STUDY: Could snow reduce need for air conditioning?

Study at UBC Okanagan says it could be beneficial to store snow and then use to cool buildings

UBC Okanagan's Rehan Sadiq (left) and Kasun Hewage.

A recent UBC Okanagan study shows that snow cleared from winter roads can help reduce summer air-conditioning bills.

The UBC study, a computer modelling exercise, found directing a building’s air handling units through a snow dump—snow collected and stored from winter road clearing operations—can reduce the need to use air conditioning during warmer parts of the year.

“What this study shows is that it is possible to use snow to reduce electricity consumption in structures such as apartment buildings,” said Kasun Hewage, an associate professor of engineering at UBC’s Okanagan campus. “We also now know that using material from snow dumps to cool buildings can also help to reduce the greenhouse gasses that air conditioning units emit.”

The study included simulations for large buildings and accounted for the different types of equipment needed in both conventional systems with industrial cooling units and snow-dump based systems, which insulate snow collected during winter months to use during the summer.

“While further research is needed, the potential of this type of system to be used for large buildings and institutions looks promising,” said Rehan Sadiq, a professor of engineering at UBC’s campus in Kelowna. “Aside from making good use of waste material, this type of system could eventually help large organizations such as municipalities recoup some of the considerable costs associated with snow removal.”

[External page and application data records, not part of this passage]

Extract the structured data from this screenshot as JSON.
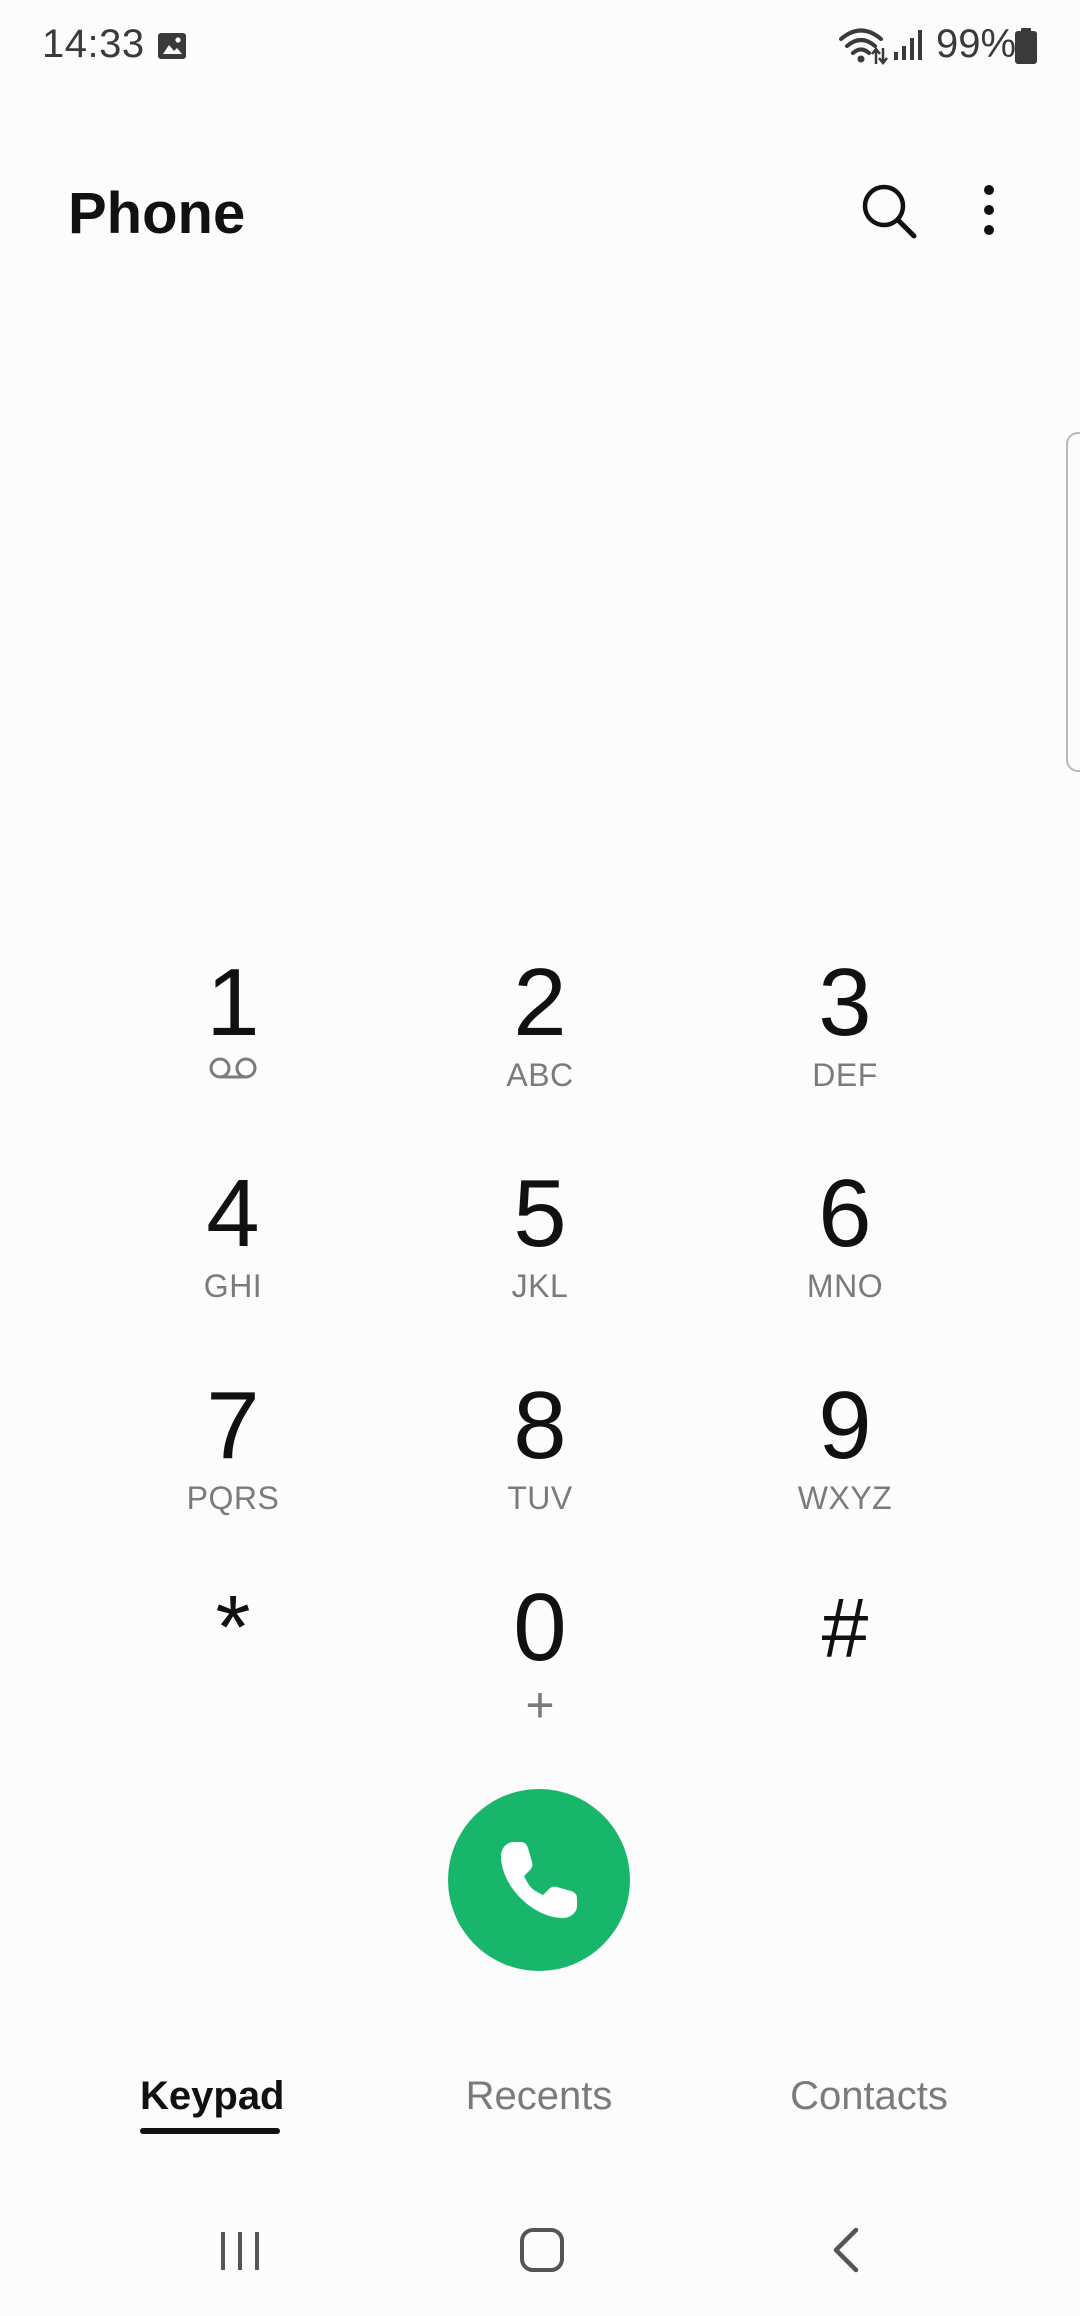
{
  "status_bar": {
    "time": "14:33",
    "battery_percent": "99%",
    "icons": [
      "gallery-icon",
      "wifi-icon",
      "signal-icon",
      "battery-icon"
    ]
  },
  "header": {
    "title": "Phone",
    "search_icon": "search-icon",
    "more_icon": "more-vert-icon"
  },
  "keypad": {
    "keys": [
      {
        "digit": "1",
        "letters": "",
        "sub_icon": "voicemail-icon"
      },
      {
        "digit": "2",
        "letters": "ABC"
      },
      {
        "digit": "3",
        "letters": "DEF"
      },
      {
        "digit": "4",
        "letters": "GHI"
      },
      {
        "digit": "5",
        "letters": "JKL"
      },
      {
        "digit": "6",
        "letters": "MNO"
      },
      {
        "digit": "7",
        "letters": "PQRS"
      },
      {
        "digit": "8",
        "letters": "TUV"
      },
      {
        "digit": "9",
        "letters": "WXYZ"
      },
      {
        "digit": "*",
        "letters": ""
      },
      {
        "digit": "0",
        "letters": "+"
      },
      {
        "digit": "#",
        "letters": ""
      }
    ]
  },
  "call": {
    "icon": "phone-icon",
    "color": "#18b66b"
  },
  "tabs": [
    {
      "label": "Keypad",
      "active": true
    },
    {
      "label": "Recents",
      "active": false
    },
    {
      "label": "Contacts",
      "active": false
    }
  ],
  "nav": {
    "icons": [
      "recent-apps-icon",
      "home-icon",
      "back-icon"
    ]
  }
}
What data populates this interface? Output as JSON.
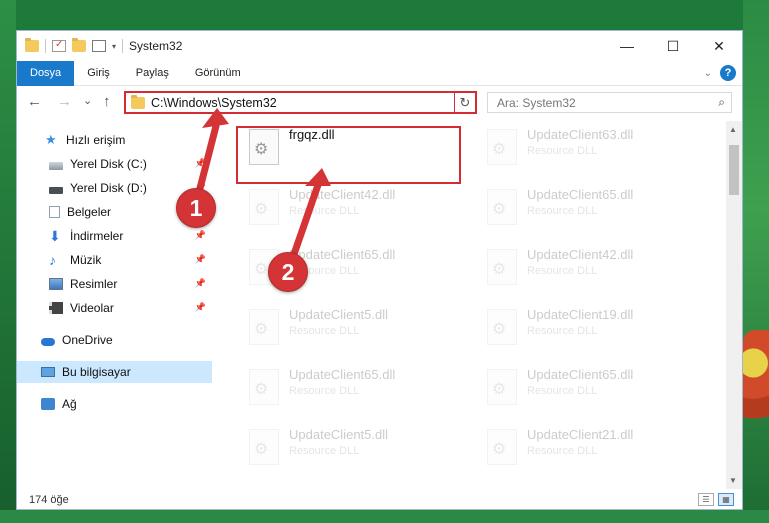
{
  "window": {
    "title": "System32",
    "controls": {
      "minimize": "—",
      "maximize": "☐",
      "close": "✕"
    }
  },
  "ribbon": {
    "tabs": [
      "Dosya",
      "Giriş",
      "Paylaş",
      "Görünüm"
    ],
    "help": "?"
  },
  "navigation": {
    "back": "←",
    "forward": "→",
    "recent": "⌄",
    "up": "↑",
    "address": "C:\\Windows\\System32",
    "refresh": "↻",
    "search_placeholder": "Ara: System32"
  },
  "sidebar": {
    "items": [
      {
        "label": "Hızlı erişim",
        "icon": "star-icon"
      },
      {
        "label": "Yerel Disk (C:)",
        "icon": "drive-icon",
        "pinned": true
      },
      {
        "label": "Yerel Disk (D:)",
        "icon": "drive-icon",
        "pinned": true
      },
      {
        "label": "Belgeler",
        "icon": "document-icon",
        "pinned": true
      },
      {
        "label": "İndirmeler",
        "icon": "download-icon",
        "pinned": true
      },
      {
        "label": "Müzik",
        "icon": "music-icon",
        "pinned": true
      },
      {
        "label": "Resimler",
        "icon": "pictures-icon",
        "pinned": true
      },
      {
        "label": "Videolar",
        "icon": "videos-icon",
        "pinned": true
      },
      {
        "label": "OneDrive",
        "icon": "onedrive-icon"
      },
      {
        "label": "Bu bilgisayar",
        "icon": "computer-icon",
        "selected": true
      },
      {
        "label": "Ağ",
        "icon": "network-icon"
      }
    ]
  },
  "files": {
    "highlighted": {
      "name": "frgqz.dll",
      "type": ""
    },
    "left_column": [
      {
        "name": "UpdateClient42.dll",
        "type": "Resource DLL"
      },
      {
        "name": "UpdateClient65.dll",
        "type": "Resource DLL"
      },
      {
        "name": "UpdateClient5.dll",
        "type": "Resource DLL"
      },
      {
        "name": "UpdateClient65.dll",
        "type": "Resource DLL"
      },
      {
        "name": "UpdateClient5.dll",
        "type": "Resource DLL"
      }
    ],
    "right_column": [
      {
        "name": "UpdateClient63.dll",
        "type": "Resource DLL"
      },
      {
        "name": "UpdateClient65.dll",
        "type": "Resource DLL"
      },
      {
        "name": "UpdateClient42.dll",
        "type": "Resource DLL"
      },
      {
        "name": "UpdateClient19.dll",
        "type": "Resource DLL"
      },
      {
        "name": "UpdateClient65.dll",
        "type": "Resource DLL"
      },
      {
        "name": "UpdateClient21.dll",
        "type": "Resource DLL"
      }
    ]
  },
  "status": {
    "item_count": "174 öğe"
  },
  "annotations": {
    "step1": "1",
    "step2": "2",
    "color": "#d43436"
  }
}
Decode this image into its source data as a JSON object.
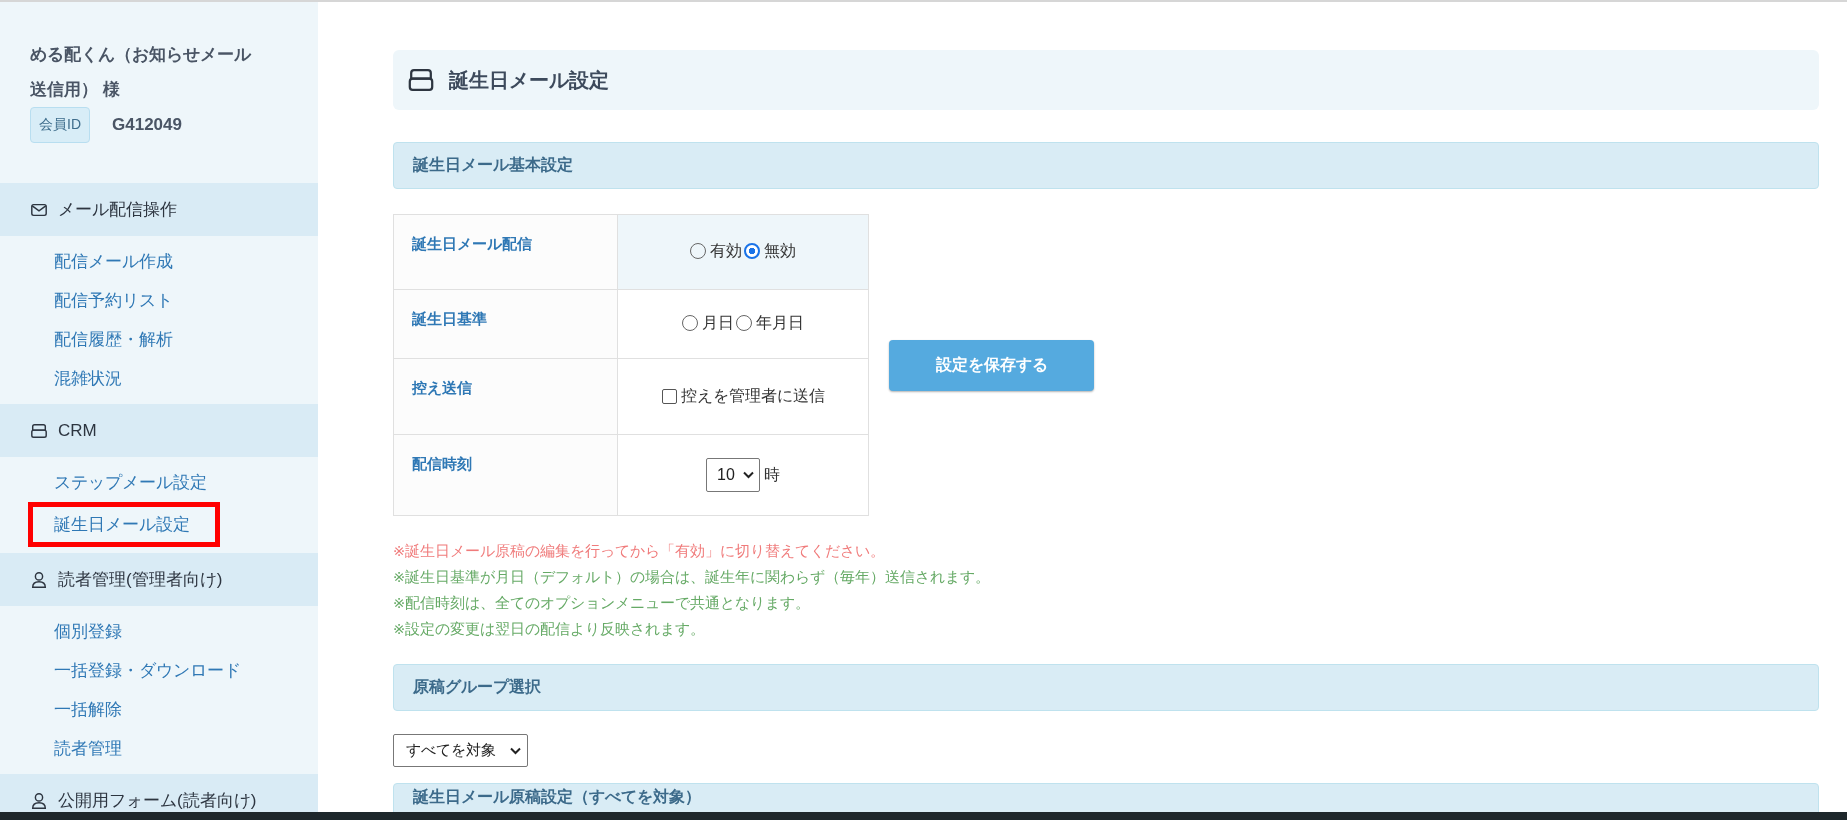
{
  "sidebar": {
    "user_name": "める配くん（お知らせメール送信用） 様",
    "member_id_label": "会員ID",
    "member_id": "G412049",
    "sections": [
      {
        "title": "メール配信操作",
        "kind": "mail",
        "items": [
          {
            "label": "配信メール作成",
            "selected": false
          },
          {
            "label": "配信予約リスト",
            "selected": false
          },
          {
            "label": "配信履歴・解析",
            "selected": false
          },
          {
            "label": "混雑状況",
            "selected": false
          }
        ]
      },
      {
        "title": "CRM",
        "kind": "drawer",
        "items": [
          {
            "label": "ステップメール設定",
            "selected": false
          },
          {
            "label": "誕生日メール設定",
            "selected": true
          }
        ]
      },
      {
        "title": "読者管理(管理者向け)",
        "kind": "person",
        "items": [
          {
            "label": "個別登録",
            "selected": false
          },
          {
            "label": "一括登録・ダウンロード",
            "selected": false
          },
          {
            "label": "一括解除",
            "selected": false
          },
          {
            "label": "読者管理",
            "selected": false
          }
        ]
      },
      {
        "title": "公開用フォーム(読者向け)",
        "kind": "person"
      }
    ]
  },
  "page": {
    "title": "誕生日メール設定",
    "basic_settings": {
      "title": "誕生日メール基本設定",
      "rows": [
        {
          "label": "誕生日メール配信",
          "kind": "radio",
          "highlighted": true,
          "options": [
            {
              "label": "有効",
              "selected": false
            },
            {
              "label": "無効",
              "selected": true
            }
          ]
        },
        {
          "label": "誕生日基準",
          "kind": "radio",
          "highlighted": false,
          "options": [
            {
              "label": "月日",
              "selected": false
            },
            {
              "label": "年月日",
              "selected": false
            }
          ]
        },
        {
          "label": "控え送信",
          "kind": "checkbox",
          "highlighted": false,
          "option": {
            "label": "控えを管理者に送信",
            "checked": false
          }
        },
        {
          "label": "配信時刻",
          "kind": "select",
          "highlighted": false,
          "value": "10",
          "suffix": "時"
        }
      ],
      "save_button": "設定を保存する",
      "notes": [
        {
          "kind": "warning",
          "text": "※誕生日メール原稿の編集を行ってから「有効」に切り替えてください。"
        },
        {
          "kind": "info",
          "text": "※誕生日基準が月日（デフォルト）の場合は、誕生年に関わらず（毎年）送信されます。"
        },
        {
          "kind": "info",
          "text": "※配信時刻は、全てのオプションメニューで共通となります。"
        },
        {
          "kind": "info",
          "text": "※設定の変更は翌日の配信より反映されます。"
        }
      ]
    },
    "group_select": {
      "title": "原稿グループ選択",
      "value": "すべてを対象"
    },
    "draft_settings": {
      "title": "誕生日メール原稿設定（すべてを対象）"
    }
  }
}
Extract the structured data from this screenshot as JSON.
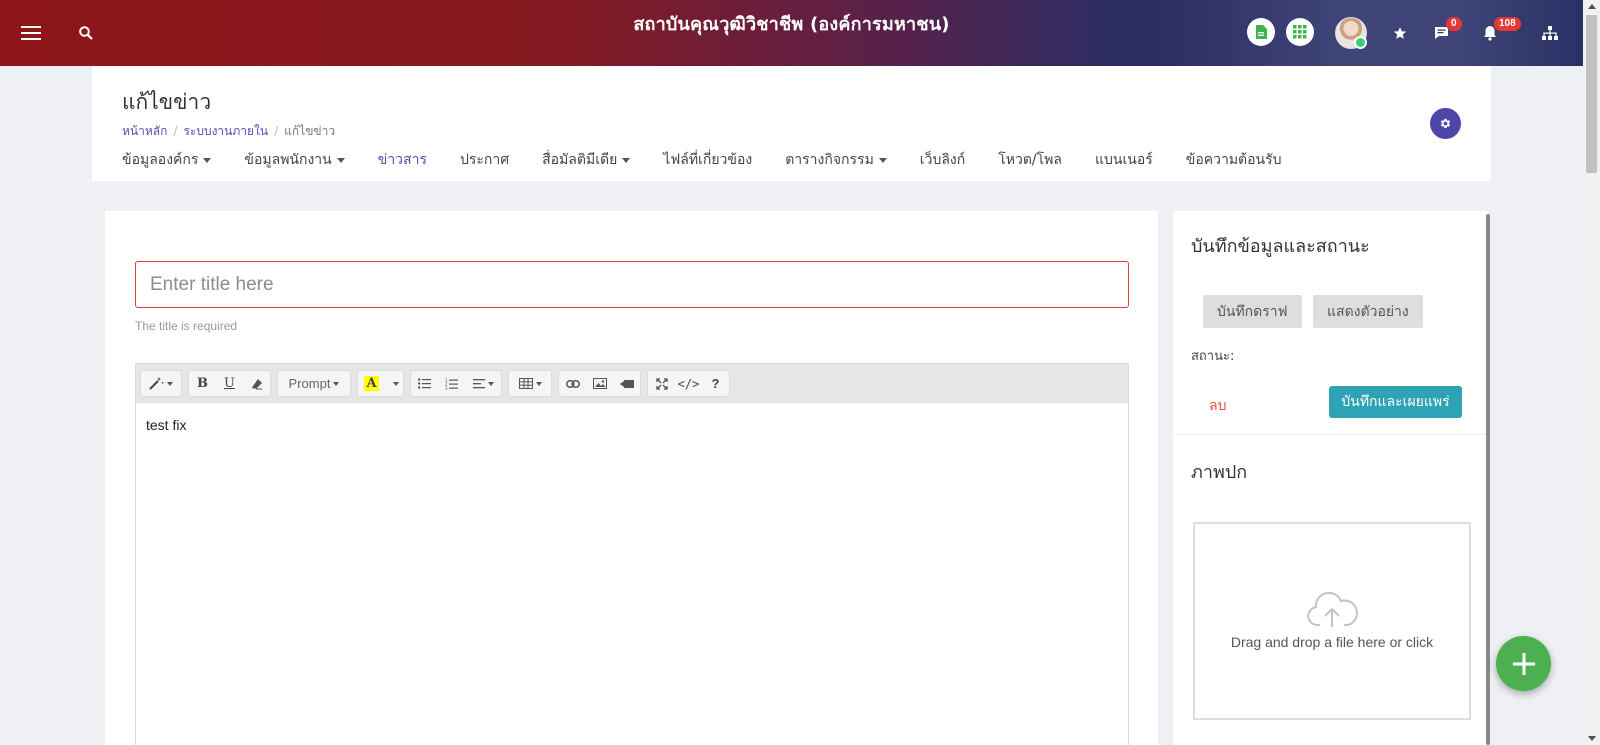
{
  "header": {
    "org_title": "สถาบันคุณวุฒิวิชาชีพ (องค์การมหาชน)",
    "chat_badge": "0",
    "notification_badge": "108",
    "colors": {
      "brand_red": "#8e1517",
      "brand_navy": "#293068"
    }
  },
  "page": {
    "title": "แก้ไขข่าว",
    "breadcrumb": [
      "หน้าหลัก",
      "ระบบงานภายใน",
      "แก้ไขข่าว"
    ]
  },
  "nav": {
    "items": [
      {
        "label": "ข้อมูลองค์กร"
      },
      {
        "label": "ข้อมูลพนักงาน"
      },
      {
        "label": "ข่าวสาร"
      },
      {
        "label": "ประกาศ"
      },
      {
        "label": "สื่อมัลติมีเดีย"
      },
      {
        "label": "ไฟล์ที่เกี่ยวข้อง"
      },
      {
        "label": "ตารางกิจกรรม"
      },
      {
        "label": "เว็บลิงก์"
      },
      {
        "label": "โหวต/โพล"
      },
      {
        "label": "แบนเนอร์"
      },
      {
        "label": "ข้อความต้อนรับ"
      }
    ],
    "active": "ข่าวสาร"
  },
  "editor": {
    "title_placeholder": "Enter title here",
    "title_value": "",
    "title_help": "The title is required",
    "style_dropdown": "Prompt",
    "content": "test fix"
  },
  "sidebar": {
    "save_section_title": "บันทึกข้อมูลและสถานะ",
    "save_draft_label": "บันทึกดราฟ",
    "preview_label": "แสดงตัวอย่าง",
    "status_label": "สถานะ:",
    "delete_label": "ลบ",
    "publish_label": "บันทึกและเผยแพร่",
    "cover_title": "ภาพปก",
    "dropzone_text": "Drag and drop a file here or click"
  }
}
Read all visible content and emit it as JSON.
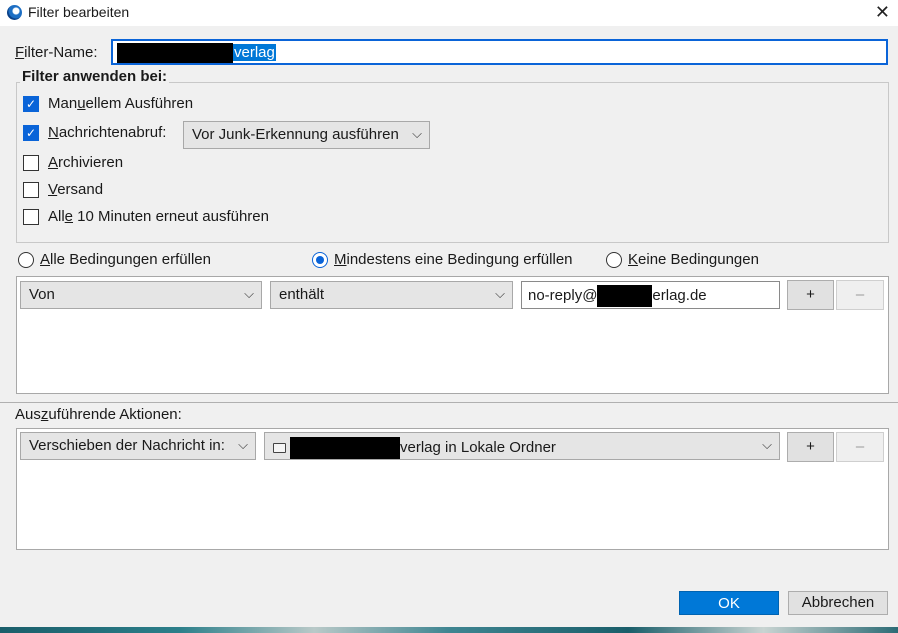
{
  "window": {
    "title": "Filter bearbeiten",
    "close_glyph": "✕"
  },
  "filter_name": {
    "label_prefix": "F",
    "label_rest": "ilter-Name:",
    "value_suffix": "verlag"
  },
  "apply_group": {
    "legend": "Filter anwenden bei:",
    "items": [
      {
        "pre": "Man",
        "acc": "u",
        "post": "ellem Ausführen",
        "checked": true
      },
      {
        "pre": "",
        "acc": "N",
        "post": "achrichtenabruf:",
        "checked": true
      },
      {
        "pre": "",
        "acc": "A",
        "post": "rchivieren",
        "checked": false
      },
      {
        "pre": "",
        "acc": "V",
        "post": "ersand",
        "checked": false
      },
      {
        "pre": "All",
        "acc": "e",
        "post": " 10 Minuten erneut ausführen",
        "checked": false
      }
    ],
    "junk_dropdown": "Vor Junk-Erkennung ausführen"
  },
  "match": {
    "options": [
      {
        "acc": "A",
        "rest": "lle Bedingungen erfüllen",
        "selected": false
      },
      {
        "acc": "M",
        "rest": "indestens eine Bedingung erfüllen",
        "selected": true
      },
      {
        "acc": "K",
        "rest": "eine Bedingungen",
        "selected": false
      }
    ]
  },
  "condition": {
    "field": "Von",
    "operator": "enthält",
    "value_prefix": "no-reply@",
    "value_suffix": "erlag.de",
    "add_label": "+",
    "remove_label": "–"
  },
  "actions": {
    "label_pre": "Aus",
    "label_acc": "z",
    "label_post": "uführende Aktionen:",
    "action": "Verschieben der Nachricht in:",
    "target_suffix": "verlag in Lokale Ordner",
    "add_label": "+",
    "remove_label": "–"
  },
  "footer": {
    "ok": "OK",
    "cancel": "Abbrechen"
  },
  "icons": {
    "app": "thunderbird-icon",
    "close": "close-icon",
    "chevron": "chevron-down-icon",
    "folder": "folder-icon"
  },
  "colors": {
    "accent": "#0078d7",
    "focus_border": "#0a64d8"
  }
}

The study—done in collaboration with UBC graduate student Venkatesh Kumar—was recently published in the journal Clean Technologies and Environmental Policy.

Just Posted

Update: Body found on Blind Bay beach ‘recently deceased male’

Police and coroner investigating, death deemed ‘non-suspicious’

Photos: Salmon Arm celebrates Paralympic champion Natalie Wilkie

Hometown hero welcomed home with parade, recognition ceremony at city hall

Update: Fire at Best Western Hotel sends man to hospital for smoke inhalation

Crews on scene Friday morning, fire extinguished quickly

Man shot by police in 2017 pleads guilty to string of offences

Kaymen Winter gets two years, opts for trial on two charges related to Salmon Arm car wash shooting

Shuswap drug smuggler pleads guilty in U.S. court

Colin Martin admits to using helicopters to transport marijuana and cocaine across the border

What’s happening

Find out which events are taking place in the Okanagan and Shuswap this weekend

Canucks sing the Blues as they fall to St. Louis 4-1

Berglund nets two, including the game-winner, to lift St. Louis over Vancouver

Calving season brings hope for Cariboo ranchers

Still a lot of work ahead to recover from the wildfires

Canada’s Kaetlyn Osmond wins figure skating world title

The 22-year-old fwon the women’s singles crown with her Black Swan routine

Changing philosophies for seniors’ care

Aging baby boomers impacting continuum of care

B.C. pooches celebrate National Puppy Day

Check out some of the submissions from around B.C. for National Puppy Day 2018

Alberta tells B.C. to stop opposing pipelines if it doesn’t like gas prices

John Horgan said he would like to see the federal government step in to deal with high gas prices.

B.C. mother hit in truck rampage dies

Family confirms mother of four Kelly Sandoval dies almost two months after being hit.

Dance into spring with Shujazz

Listen to music, enjoy an introductory dance lesson on Tuesday, March 27

Most Read